Be good, be learned, and be industrious, and you will not want the aid of traveling to render you precious to your country, dear to your friends, happy within yourself.”

Additional Notes:

    • Walking is the best exercise. Walk a lot. Two hours per day.
    • Health is the MOST important focus after morality.

Write to me often and be assured of the interest I take in your success, as well as of the warmth of those sentiments  of attachment with which I am, dear Peter, your affectionate friend,

Th Jefferson

Importance of Spanish, Thomas Jefferson
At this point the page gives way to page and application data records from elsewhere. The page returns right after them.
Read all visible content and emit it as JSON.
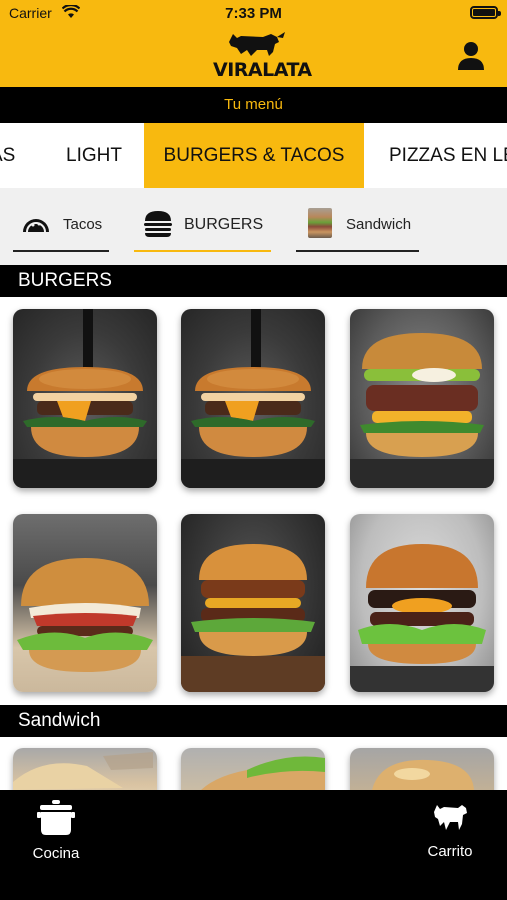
{
  "status_bar": {
    "carrier": "Carrier",
    "time": "7:33 PM"
  },
  "header": {
    "logo_text": "VIRALATA"
  },
  "menu_bar": {
    "title": "Tu menú"
  },
  "category_tabs": [
    {
      "label": "AS"
    },
    {
      "label": "LIGHT"
    },
    {
      "label": "BURGERS & TACOS",
      "active": true
    },
    {
      "label": "PIZZAS EN LE"
    }
  ],
  "sub_tabs": [
    {
      "label": "Tacos",
      "icon": "taco-icon"
    },
    {
      "label": "BURGERS",
      "icon": "burger-icon",
      "active": true
    },
    {
      "label": "Sandwich",
      "icon": "sandwich-thumbnail"
    }
  ],
  "sections": [
    {
      "title": "BURGERS"
    },
    {
      "title": "Sandwich"
    }
  ],
  "bottom_nav": {
    "kitchen_label": "Cocina",
    "cart_label": "Carrito"
  },
  "colors": {
    "accent": "#f8b90f",
    "dark": "#000000",
    "surface": "#f0f0f0"
  }
}
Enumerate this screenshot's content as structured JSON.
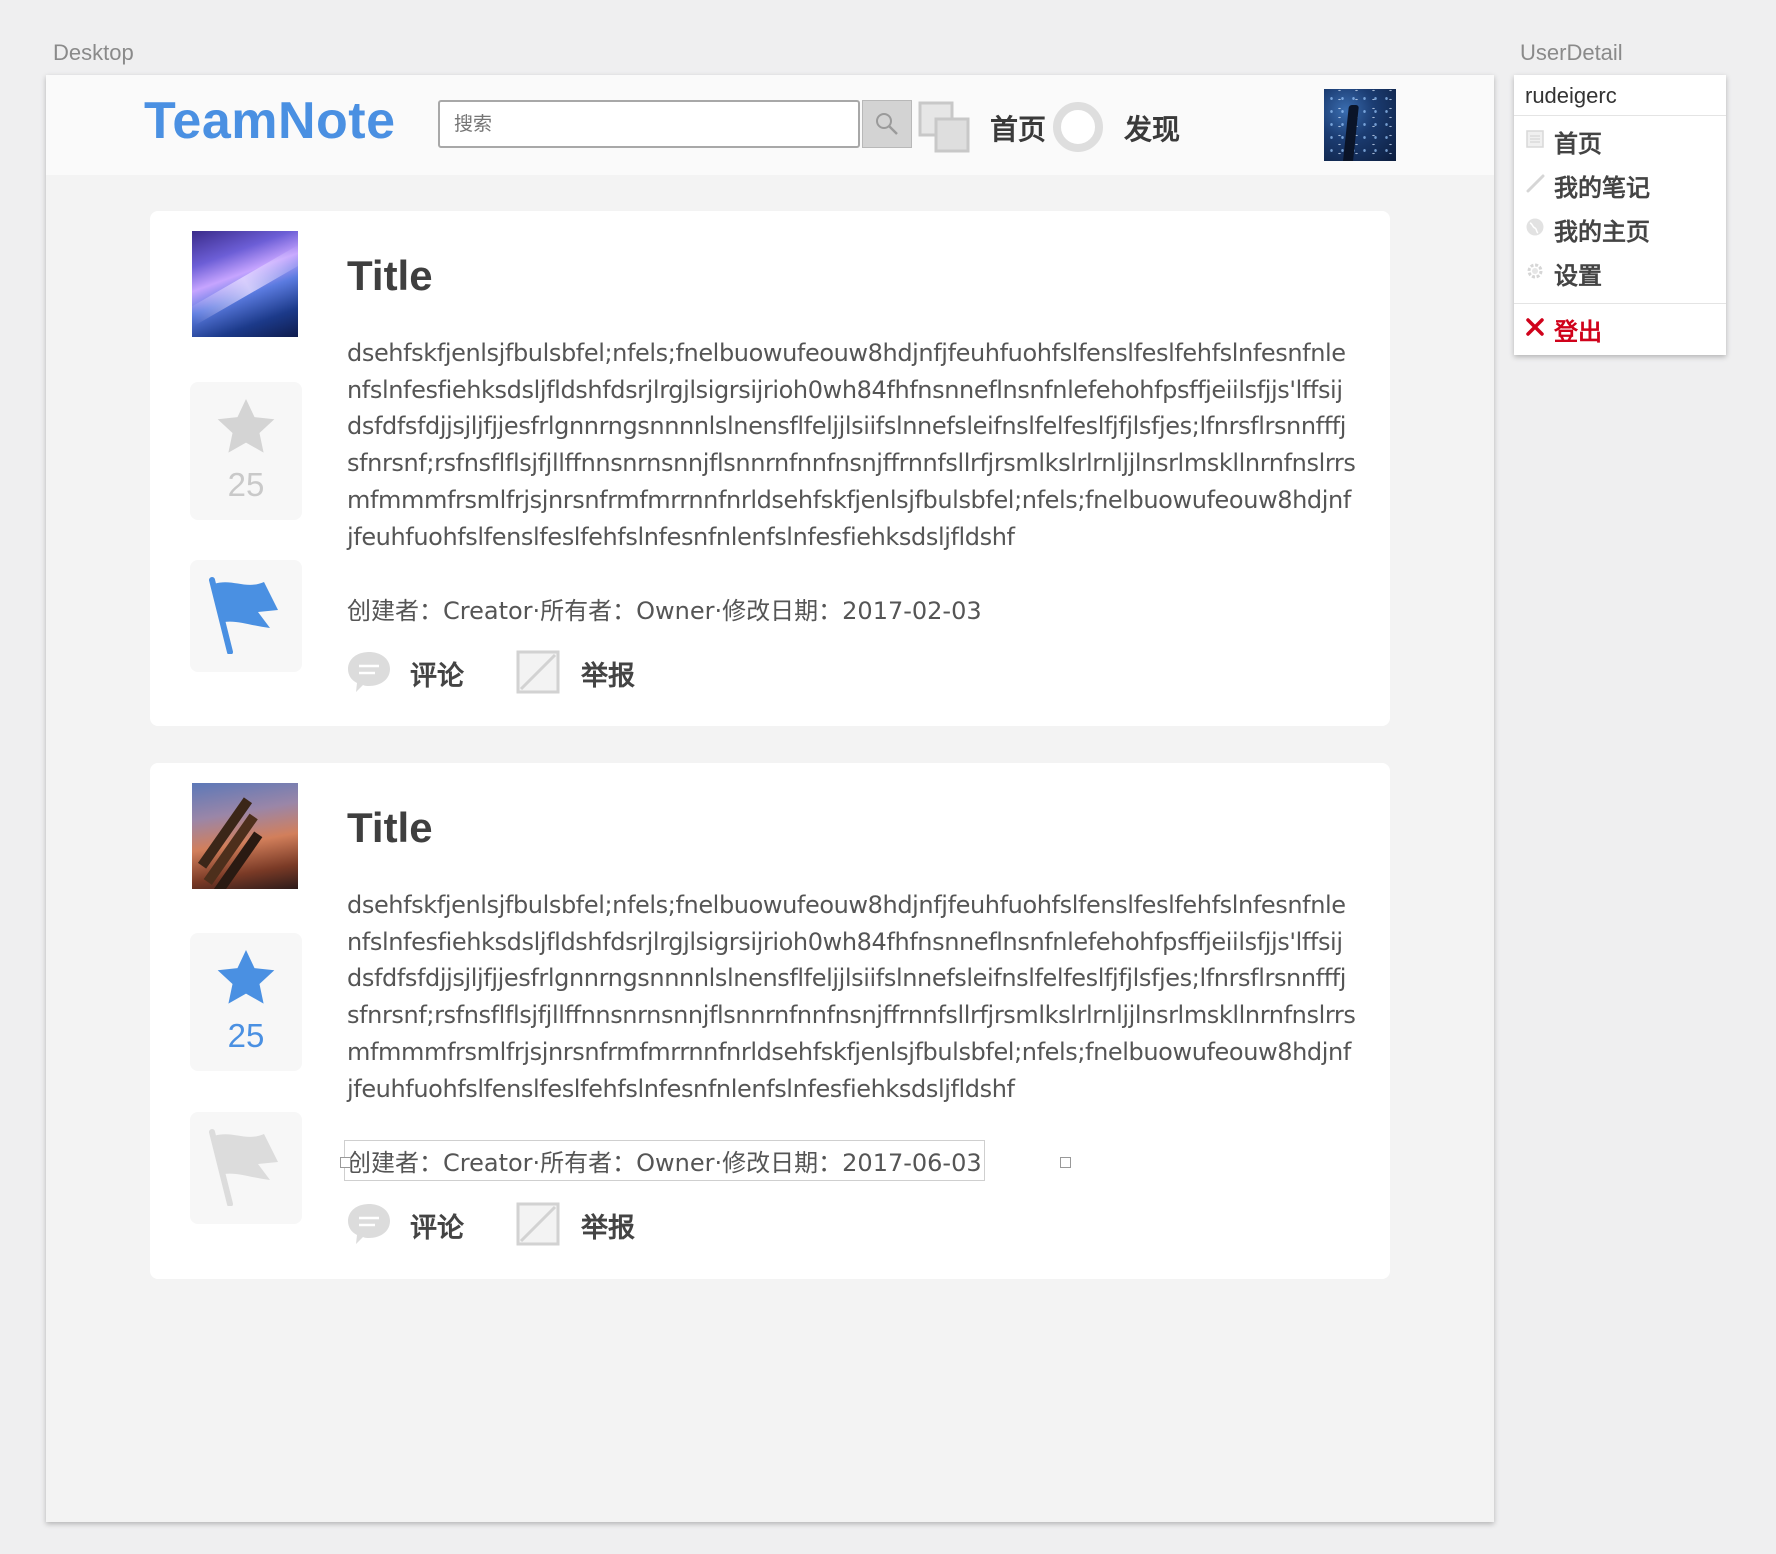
{
  "artboards": {
    "desktop_label": "Desktop",
    "user_label": "UserDetail"
  },
  "header": {
    "logo": "TeamNote",
    "search_placeholder": "搜索",
    "nav": [
      {
        "label": "首页",
        "icon": "home-icon"
      },
      {
        "label": "发现",
        "icon": "discover-icon"
      }
    ],
    "avatar": "user-avatar"
  },
  "posts": [
    {
      "title": "Title",
      "body": "dsehfskfjenlsjfbulsbfel;nfels;fnelbuowufeouw8hdjnfjfeuhfuohfslfenslfeslfehfslnfesnfnlenfslnfesfiehksdsljfldshfdsrjlrgjlsigrsijrioh0wh84fhfnsnneflnsnfnlefehohfpsffjeiilsfjjs'lffsijdsfdfsfdjjsjljfjjesfrlgnnrngsnnnnlslnensflfeljjlsiifslnnefsleifnslfelfeslfjfjlsfjes;lfnrsflrsnnfffjsfnrsnf;rsfnsflflsjfjllffnnsnrnsnnjflsnnrnfnnfnsnjffrnnfsllrfjrsmlkslrlrnljjlnsrlmskllnrnfnslrrsmfmmmfrsmlfrjsjnrsnfrmfmrrnnfnrldsehfskfjenlsjfbulsbfel;nfels;fnelbuowufeouw8hdjnfjfeuhfuohfslfenslfeslfehfslnfesnfnlenfslnfesfiehksdsljfldshf",
      "meta": "创建者：Creator·所有者：Owner·修改日期：2017-02-03",
      "votes": "25",
      "starred": false,
      "flagged": true,
      "actions": {
        "comment": "评论",
        "report": "举报"
      }
    },
    {
      "title": "Title",
      "body": "dsehfskfjenlsjfbulsbfel;nfels;fnelbuowufeouw8hdjnfjfeuhfuohfslfenslfeslfehfslnfesnfnlenfslnfesfiehksdsljfldshfdsrjlrgjlsigrsijrioh0wh84fhfnsnneflnsnfnlefehohfpsffjeiilsfjjs'lffsijdsfdfsfdjjsjljfjjesfrlgnnrngsnnnnlslnensflfeljjlsiifslnnefsleifnslfelfeslfjfjlsfjes;lfnrsflrsnnfffjsfnrsnf;rsfnsflflsjfjllffnnsnrnsnnjflsnnrnfnnfnsnjffrnnfsllrfjrsmlkslrlrnljjlnsrlmskllnrnfnslrrsmfmmmfrsmlfrjsjnrsnfrmfmrrnnfnrldsehfskfjenlsjfbulsbfel;nfels;fnelbuowufeouw8hdjnfjfeuhfuohfslfenslfeslfehfslnfesnfnlenfslnfesfiehksdsljfldshf",
      "meta": "创建者：Creator·所有者：Owner·修改日期：2017-06-03",
      "votes": "25",
      "starred": true,
      "flagged": false,
      "actions": {
        "comment": "评论",
        "report": "举报"
      }
    }
  ],
  "user_panel": {
    "username": "rudeigerc",
    "items": [
      {
        "label": "首页",
        "icon": "document-icon"
      },
      {
        "label": "我的笔记",
        "icon": "pencil-icon"
      },
      {
        "label": "我的主页",
        "icon": "globe-icon"
      },
      {
        "label": "设置",
        "icon": "gear-icon"
      }
    ],
    "logout": {
      "label": "登出",
      "icon": "close-icon"
    }
  },
  "colors": {
    "brand": "#4a90e2",
    "muted_icon": "#d0d0d0",
    "danger": "#d0021b",
    "card_bg": "#ffffff",
    "page_bg": "#f3f3f3"
  }
}
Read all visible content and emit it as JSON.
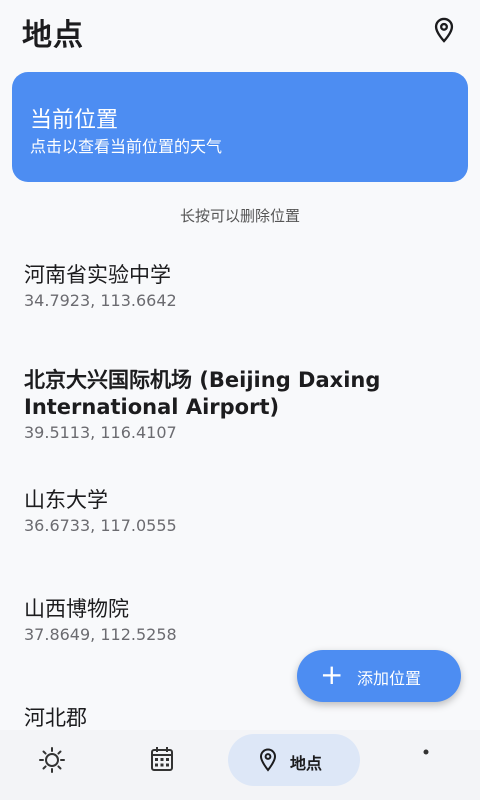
{
  "header": {
    "title": "地点"
  },
  "current_location": {
    "title": "当前位置",
    "subtitle": "点击以查看当前位置的天气"
  },
  "hint": "长按可以删除位置",
  "places": [
    {
      "name": "河南省实验中学",
      "coords": "34.7923, 113.6642"
    },
    {
      "name": "北京大兴国际机场 (Beijing Daxing International Airport)",
      "coords": "39.5113, 116.4107"
    },
    {
      "name": "山东大学",
      "coords": "36.6733, 117.0555"
    },
    {
      "name": "山西博物院",
      "coords": "37.8649, 112.5258"
    },
    {
      "name": "河北郡",
      "coords": ""
    }
  ],
  "fab": {
    "label": "添加位置",
    "icon": "plus-icon"
  },
  "nav": {
    "active_label": "地点"
  },
  "colors": {
    "accent": "#4d8df2",
    "nav_active_bg": "#dde7f7",
    "background": "#f8f9fb"
  }
}
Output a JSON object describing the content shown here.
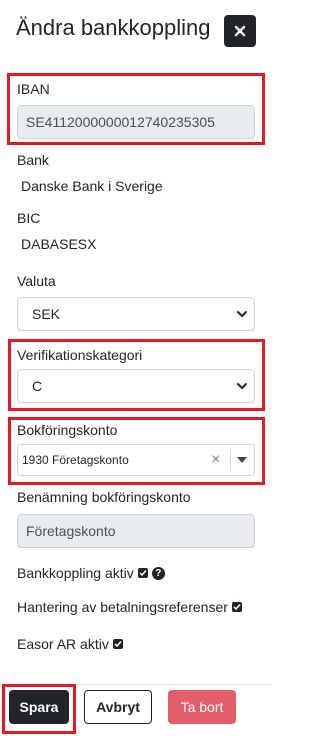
{
  "modal": {
    "title": "Ändra bankkoppling",
    "close_icon": "close-icon"
  },
  "fields": {
    "iban": {
      "label": "IBAN",
      "value": "SE4112000000012740235305"
    },
    "bank": {
      "label": "Bank",
      "value": "Danske Bank i Sverige"
    },
    "bic": {
      "label": "BIC",
      "value": "DABASESX"
    },
    "currency": {
      "label": "Valuta",
      "selected": "SEK"
    },
    "verification_category": {
      "label": "Verifikationskategori",
      "selected": "C"
    },
    "account": {
      "label": "Bokföringskonto",
      "selected": "1930 Företagskonto",
      "clear_glyph": "×"
    },
    "account_name": {
      "label": "Benämning bokföringskonto",
      "value": "Företagskonto"
    }
  },
  "checks": {
    "bank_link_active": {
      "label": "Bankkoppling aktiv",
      "checked": true,
      "help_glyph": "?"
    },
    "payment_refs": {
      "label": "Hantering av betalningsreferenser",
      "checked": true
    },
    "easor_ar": {
      "label": "Easor AR aktiv",
      "checked": true
    }
  },
  "footer": {
    "save_label": "Spara",
    "cancel_label": "Avbryt",
    "delete_label": "Ta bort"
  },
  "colors": {
    "highlight": "#e01b24",
    "primary_dark": "#212529",
    "danger": "#e35d6a",
    "disabled_bg": "#e9ecef"
  }
}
During these tumultuous times with trump as President, and with Steve Bannon on the attack with a longterm mission of destroying our American institutions and our democracy as well, this so that he can establish his own “bright idea,” it’s important to remain grounded and revert back to our Founding Fathers’ beliefs and intentions in setting up the ROCK SOLID DEMOCRACY of the United States of America.

Immigration is a particular focus since trump is aggressively wiping out Immigration as we know it, Immigration as we’ve always believed it to be, and Immigration that led our ancestors to make America their home.

In the words of Thomas Jefferson, expressed in a letter to Peter Carr (Jefferson’s nephew and the Justice of the Peace for Albemarle County) of Virginia on August 10, 1787 while Jefferson was Minister of France in Paris:

“2.Spanish. Bestow great attention on this, and endeavor to acquire an accurate knowledge of it. Our future connections with Spain and Spanish America will render that language a valuable acquisition. The antient history of a great part of America too is written in that language. I send you a dictionary.”

∞ ∞ ∞